Of course, to many people, handing over access to their financial life sounds like a huge security risk. To combat that, Goldwasser says, most of the personal finance sites promise "bank-level security."
"Most of the sites don't actually store your information," she says. "They do what's — the technical term is 'screen-scraping.' So they go to the bank's website and sort of pull the information in, but they don't store it themselves. So it's a little bit safer. But you obviously have to be comfortable with having information online."
And Goldwasser has some advice for anyone using a smartphone app from one of the services.
"You do want to be careful that you don't look at personal information in a public Wi-Fi spot," she says, "because that can be a little bit risky."
RENEE MONTAGNE, host:
So for tech-savvy individuals like Sarah Marczynski, online tools can make budgeting much easier. Mint.com is only one of several Web-based personal financial management sites. There's also Thrive, Money Strands and Buxfer.
Joan Goldwasser is a senior reporter for Kiplinger's Personal Finance. She explains some of the benefits of using these programs.

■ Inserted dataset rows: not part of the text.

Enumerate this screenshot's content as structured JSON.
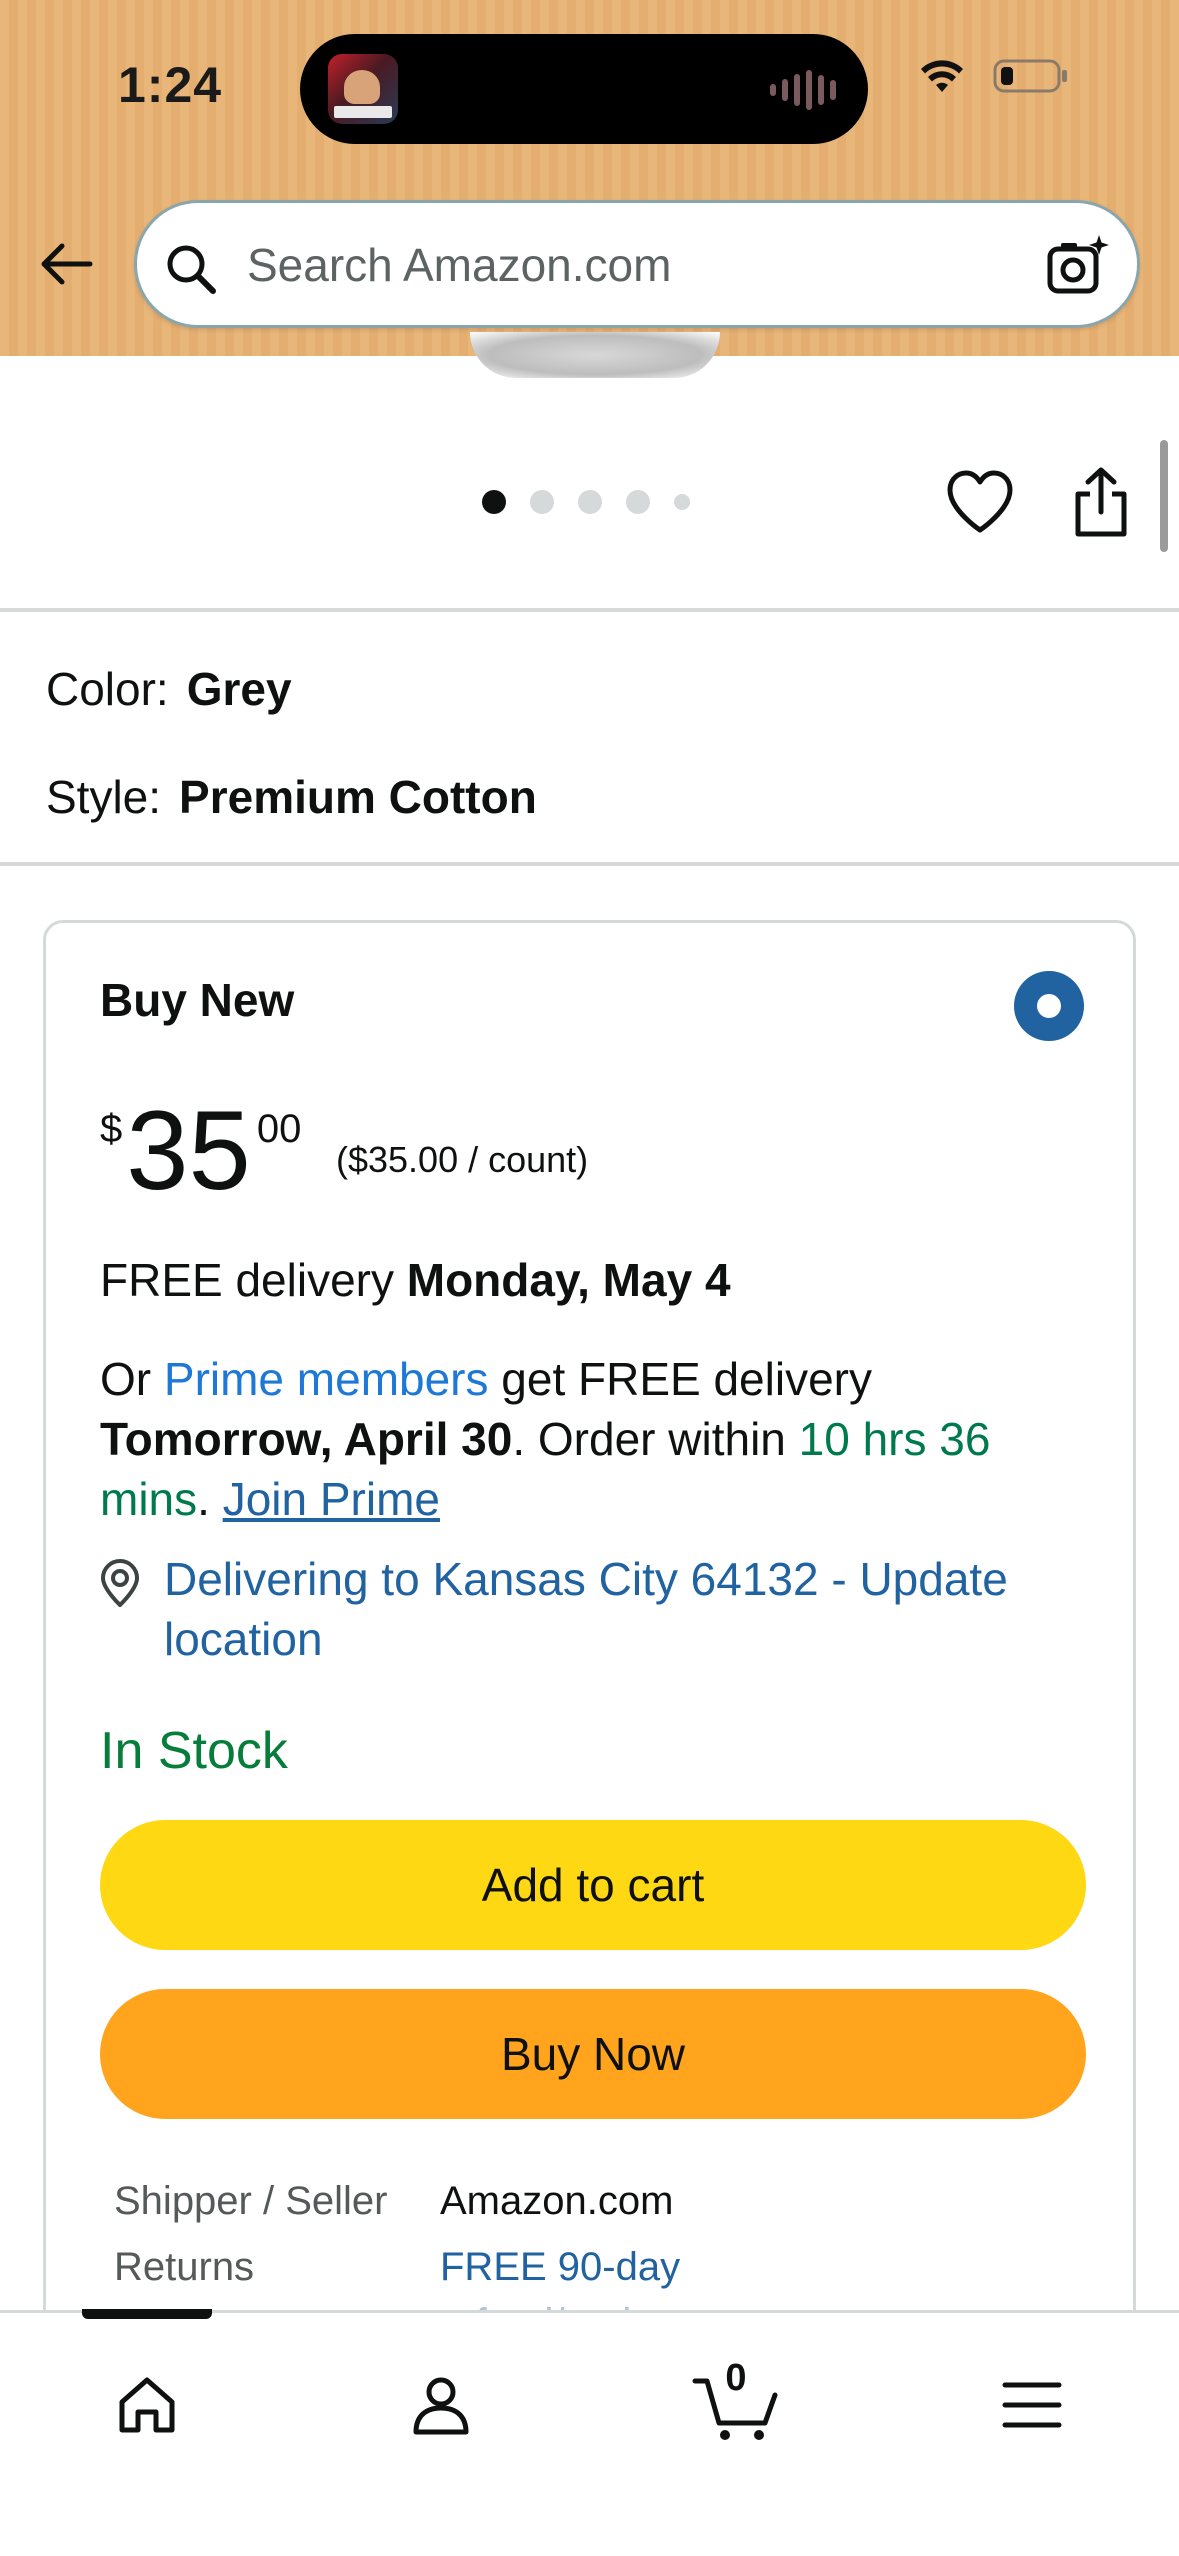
{
  "status_bar": {
    "time": "1:24"
  },
  "search": {
    "placeholder": "Search Amazon.com"
  },
  "gallery": {
    "total_images": 5,
    "active_index": 0
  },
  "variations": [
    {
      "label": "Color:",
      "value": "Grey"
    },
    {
      "label": "Style:",
      "value": "Premium Cotton"
    }
  ],
  "buy_box": {
    "title": "Buy New",
    "price": {
      "currency": "$",
      "whole": "35",
      "fraction": "00",
      "unit": "($35.00 / count)"
    },
    "delivery": {
      "prefix": "FREE delivery ",
      "date": "Monday, May 4"
    },
    "prime": {
      "prefix": "Or ",
      "members_link": "Prime members",
      "middle": " get FREE delivery ",
      "date": "Tomorrow, April 30",
      "order_within": ". Order within ",
      "countdown": "10 hrs 36 mins",
      "period": ". ",
      "join_link": "Join Prime"
    },
    "location": "Delivering to Kansas City 64132 - Update location",
    "stock": "In Stock",
    "add_to_cart": "Add to cart",
    "buy_now": "Buy Now",
    "info": [
      {
        "label": "Shipper / Seller",
        "value": "Amazon.com"
      },
      {
        "label": "Returns",
        "value": "FREE 90-day"
      }
    ],
    "returns_continuation": "refund/replacement"
  },
  "bottom_nav": {
    "cart_count": "0"
  },
  "colors": {
    "header_bg": "#e9b679",
    "link_blue": "#2162a1",
    "prime_blue": "#1e78d6",
    "countdown_green": "#007a4d",
    "stock_green": "#067d3a",
    "add_to_cart_yellow": "#ffd814",
    "buy_now_orange": "#ffa41c"
  }
}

Ms. JOAN GOLDWASSER (Kiplinger's Personal Finance): You're seeing sort of a complete financial picture - how much money you have, whether it's your paycheck coming in because it's getting deposited into your bank account; the money that's going out because the checks that you write are shown there; plus, your credit card bill shows up and you also can have, you know, a brokerage statement, so your long-term investments show up. So you can get sort of a total financial picture of how much money you have, how much you're spending, and where you're spending it.

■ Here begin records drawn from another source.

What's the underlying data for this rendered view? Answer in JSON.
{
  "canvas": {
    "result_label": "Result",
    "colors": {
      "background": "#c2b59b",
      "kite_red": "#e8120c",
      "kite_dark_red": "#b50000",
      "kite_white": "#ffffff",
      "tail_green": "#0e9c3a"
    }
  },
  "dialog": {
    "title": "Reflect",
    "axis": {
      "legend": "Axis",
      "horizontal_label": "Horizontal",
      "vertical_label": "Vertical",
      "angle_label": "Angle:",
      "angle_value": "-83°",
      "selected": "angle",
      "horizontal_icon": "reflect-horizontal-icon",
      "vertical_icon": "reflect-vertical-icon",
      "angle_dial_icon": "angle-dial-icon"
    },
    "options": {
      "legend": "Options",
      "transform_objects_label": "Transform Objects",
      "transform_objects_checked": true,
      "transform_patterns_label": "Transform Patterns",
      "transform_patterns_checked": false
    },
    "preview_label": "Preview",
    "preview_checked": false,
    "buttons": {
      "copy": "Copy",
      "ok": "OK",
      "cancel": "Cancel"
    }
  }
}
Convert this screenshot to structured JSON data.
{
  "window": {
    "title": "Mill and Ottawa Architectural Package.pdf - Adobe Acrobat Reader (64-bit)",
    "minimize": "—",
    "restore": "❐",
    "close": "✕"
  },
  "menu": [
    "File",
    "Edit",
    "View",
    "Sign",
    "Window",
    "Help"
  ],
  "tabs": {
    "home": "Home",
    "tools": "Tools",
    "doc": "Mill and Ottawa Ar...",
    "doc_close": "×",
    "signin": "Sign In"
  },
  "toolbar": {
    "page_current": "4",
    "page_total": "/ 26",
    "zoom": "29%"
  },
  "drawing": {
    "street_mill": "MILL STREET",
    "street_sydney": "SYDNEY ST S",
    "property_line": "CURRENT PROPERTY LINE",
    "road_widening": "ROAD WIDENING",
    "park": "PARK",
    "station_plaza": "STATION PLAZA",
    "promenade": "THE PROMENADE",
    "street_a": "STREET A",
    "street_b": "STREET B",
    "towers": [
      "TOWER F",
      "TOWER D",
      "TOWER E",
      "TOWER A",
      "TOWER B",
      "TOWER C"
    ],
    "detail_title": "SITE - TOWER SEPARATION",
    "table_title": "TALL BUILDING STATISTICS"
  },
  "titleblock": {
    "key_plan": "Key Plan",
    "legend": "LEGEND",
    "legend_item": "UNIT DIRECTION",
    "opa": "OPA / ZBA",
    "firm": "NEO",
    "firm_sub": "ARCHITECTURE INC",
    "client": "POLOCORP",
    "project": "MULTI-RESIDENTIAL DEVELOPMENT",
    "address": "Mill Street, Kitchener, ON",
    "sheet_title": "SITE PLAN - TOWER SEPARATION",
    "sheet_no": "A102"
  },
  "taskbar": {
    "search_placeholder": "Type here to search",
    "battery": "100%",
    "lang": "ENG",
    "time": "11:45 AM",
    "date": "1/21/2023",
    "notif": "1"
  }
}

MONTAGNE: Do you have any tips for how one would take best advantage of what -the features that most of these programs have?
Ms. GOLDWASSER: Well, I mean, the main thing you want to do is pay attention to it. You know, if you're trying to save for a goal - and they will help you do this - you know, look at where you are. You know, I want to buy a house in five years, so you can, you know, put down, you know, how much you think you're going to spend on this house and it will help you figure out what percentage downpayment is reasonable and then how much you need to save each month so that in five years you will have the money for your downpayment for your house. Or you want to save for retirement - and it will help you figure out whether you're actually on track for meeting, you know, these goals.

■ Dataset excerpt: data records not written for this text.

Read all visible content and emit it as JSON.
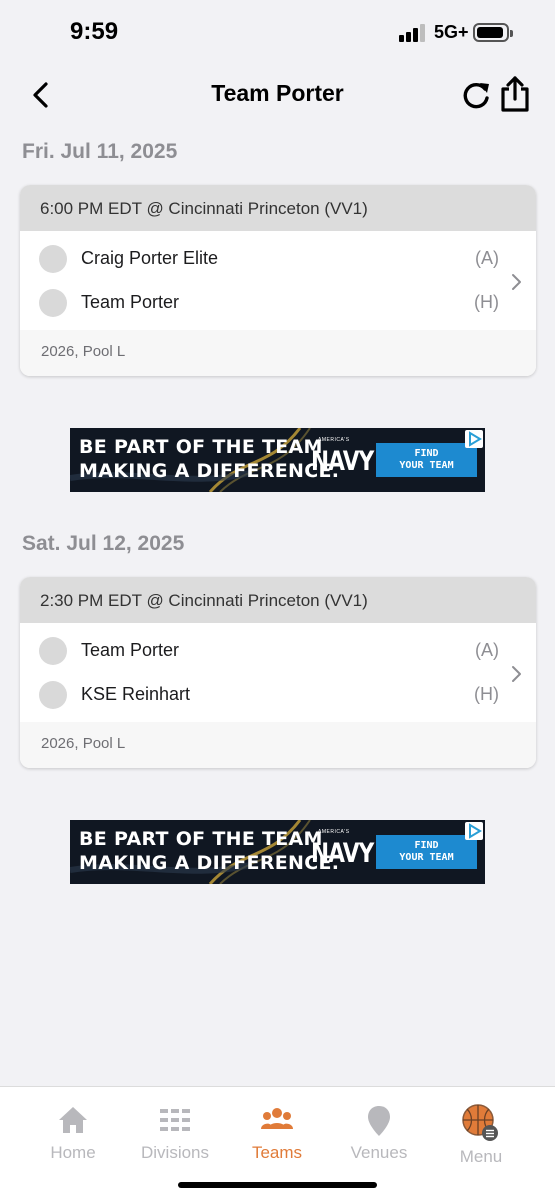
{
  "status_bar": {
    "time": "9:59",
    "network": "5G+"
  },
  "nav": {
    "title": "Team Porter",
    "back_icon": "chevron-left-icon",
    "refresh_icon": "refresh-icon",
    "share_icon": "share-icon"
  },
  "days": [
    {
      "date": "Fri. Jul 11, 2025",
      "game": {
        "time_location": "6:00 PM EDT @ Cincinnati Princeton (VV1)",
        "teams": [
          {
            "name": "Craig Porter Elite",
            "side": "(A)"
          },
          {
            "name": "Team Porter",
            "side": "(H)"
          }
        ],
        "pool": "2026, Pool L"
      }
    },
    {
      "date": "Sat. Jul 12, 2025",
      "game": {
        "time_location": "2:30 PM EDT @ Cincinnati Princeton (VV1)",
        "teams": [
          {
            "name": "Team Porter",
            "side": "(A)"
          },
          {
            "name": "KSE Reinhart",
            "side": "(H)"
          }
        ],
        "pool": "2026, Pool L"
      }
    }
  ],
  "ad": {
    "line1": "BE PART OF THE TEAM",
    "line2": "MAKING A DIFFERENCE.",
    "brand_small": "AMERICA'S",
    "brand": "NAVY",
    "cta_line1": "FIND",
    "cta_line2": "YOUR TEAM"
  },
  "tabs": [
    {
      "label": "Home",
      "icon": "home-icon",
      "active": false
    },
    {
      "label": "Divisions",
      "icon": "list-icon",
      "active": false
    },
    {
      "label": "Teams",
      "icon": "people-icon",
      "active": true
    },
    {
      "label": "Venues",
      "icon": "location-pin-icon",
      "active": false
    },
    {
      "label": "Menu",
      "icon": "basketball-menu-icon",
      "active": false
    }
  ],
  "colors": {
    "accent": "#e07b39",
    "inactive": "#b8b8bc",
    "background": "#f2f2f5"
  }
}
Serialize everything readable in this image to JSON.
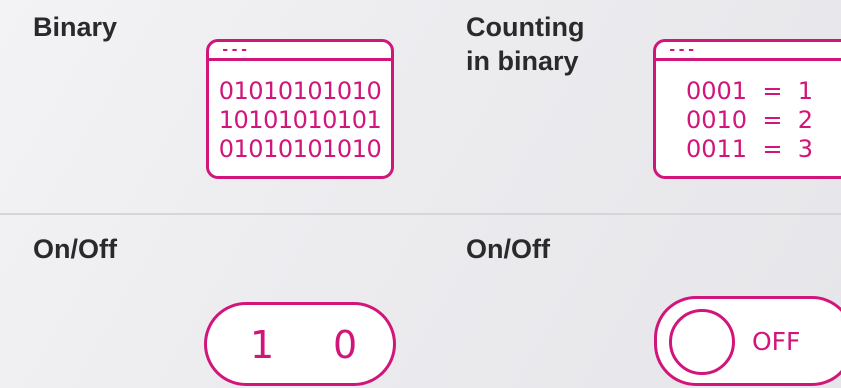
{
  "colors": {
    "accent": "#d1157a",
    "text": "#2a2a2a"
  },
  "binary": {
    "label": "Binary",
    "window": {
      "titlebar_dashes": "---",
      "lines": [
        "01010101010",
        "10101010101",
        "01010101010"
      ]
    }
  },
  "counting": {
    "label": "Counting\nin binary",
    "window": {
      "titlebar_dashes": "---",
      "lines": [
        "0001  =  1",
        "0010  =  2",
        "0011  =  3"
      ]
    }
  },
  "onoff_left": {
    "label": "On/Off",
    "toggle": {
      "on_digit": "1",
      "off_digit": "0"
    }
  },
  "onoff_right": {
    "label": "On/Off",
    "switch": {
      "state_label": "OFF"
    }
  }
}
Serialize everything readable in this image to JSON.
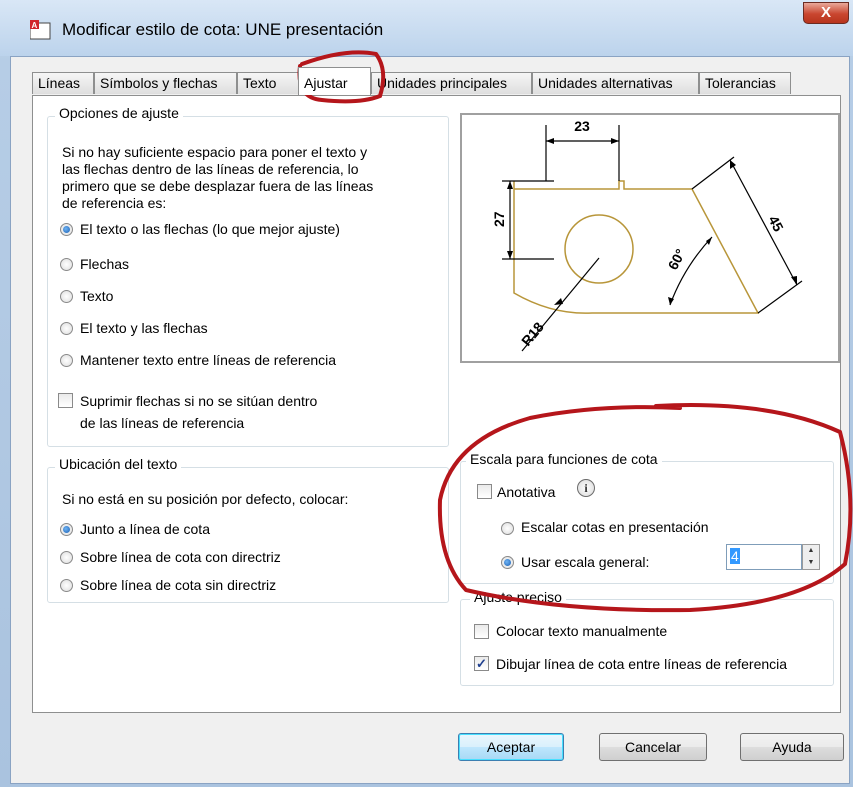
{
  "window": {
    "title": "Modificar estilo de cota: UNE presentación",
    "close_label": "X"
  },
  "tabs": [
    {
      "label": "Líneas"
    },
    {
      "label": "Símbolos y flechas"
    },
    {
      "label": "Texto"
    },
    {
      "label": "Ajustar",
      "active": true
    },
    {
      "label": "Unidades principales"
    },
    {
      "label": "Unidades alternativas"
    },
    {
      "label": "Tolerancias"
    }
  ],
  "fit_options": {
    "legend": "Opciones de ajuste",
    "description": [
      "Si no hay suficiente espacio para poner el texto y",
      "las flechas dentro de las líneas de referencia, lo",
      "primero que se debe desplazar fuera de las líneas",
      "de referencia es:"
    ],
    "radios": [
      {
        "label": "El texto o las flechas (lo que mejor ajuste)",
        "checked": true
      },
      {
        "label": "Flechas",
        "checked": false
      },
      {
        "label": "Texto",
        "checked": false
      },
      {
        "label": "El texto y las flechas",
        "checked": false
      },
      {
        "label": "Mantener texto entre líneas de referencia",
        "checked": false
      }
    ],
    "suppress_checkbox": {
      "label_line1": "Suprimir flechas si no se sitúan dentro",
      "label_line2": "de las líneas de referencia",
      "checked": false
    }
  },
  "text_placement": {
    "legend": "Ubicación del texto",
    "description": "Si no está en su posición por defecto, colocar:",
    "radios": [
      {
        "label": "Junto a línea de cota",
        "checked": true
      },
      {
        "label": "Sobre línea de cota con directriz",
        "checked": false
      },
      {
        "label": "Sobre línea de cota sin directriz",
        "checked": false
      }
    ]
  },
  "preview": {
    "dim_23": "23",
    "dim_27": "27",
    "dim_45": "45",
    "dim_60": "60°",
    "dim_r18": "R18"
  },
  "scale": {
    "legend": "Escala para funciones de cota",
    "annotative_label": "Anotativa",
    "annotative_checked": false,
    "info_glyph": "i",
    "radio_layout": {
      "label": "Escalar cotas en presentación",
      "checked": false
    },
    "radio_overall": {
      "label": "Usar escala general:",
      "checked": true
    },
    "overall_value": "4"
  },
  "fine_tuning": {
    "legend": "Ajuste preciso",
    "place_manual": {
      "label": "Colocar texto manualmente",
      "checked": false
    },
    "draw_dimline": {
      "label": "Dibujar línea de cota entre líneas de referencia",
      "checked": true
    }
  },
  "buttons": {
    "ok": "Aceptar",
    "cancel": "Cancelar",
    "help": "Ayuda"
  },
  "colors": {
    "annotation_red": "#b5161b",
    "drawing_gold": "#b8963a"
  }
}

MONTAGNE: And those are somewhat long-term goals. But for a very - what would be an example of a short-term goal?
Ms. GOLDWASSER: Oh, you know, I'm going on vacation in six months. I want to make sure that I have enough cash so that I - you know, to spend when I take my vacation.
MONTAGNE: As opposed to putting it all on the credit card and not thinking about.
Ms. GOLDWASSER: Exactly. Say, OK, you know, I want to have this money set aside so that I can go out to eat and do whatever I want to do and not have an enormous credit card bill when I return.
MONTAGNE: Now, since one needs to put so much, your financial information, onto these sites, what are the risks?
Ms. GOLDWASSER: Well, they say that they have bank level security and that everything is encrypted. Most of the sites don't actually store your information. They do what the technical term is screen-scraping, so they go to the bank's website and sort of pull the information in. But you obviously have to be comfortable with having information online.
MONTAGNE: All in all, what's the profile of people who are really best suited to use these sites to really help them out and to keep at it?
Ms. GOLDWASSER: Well, I think anybody who does online banking probably would find it pretty seamless to, you know, move over into one of these sites and to get a better picture. Obviously it takes a little bit of motivation to go in every day or every week and check, but if you do, it does remind you of where you stand financially.
MONTAGNE: Thank you very much for joining us.
Ms. GOLDWASSER: You're very welcome. Happy to be with you.
MONTAGNE: Joan Goldwasser is a senior reporter for Kiplinger's Personal Finance. Transcript provided by NPR, Copyright NPR.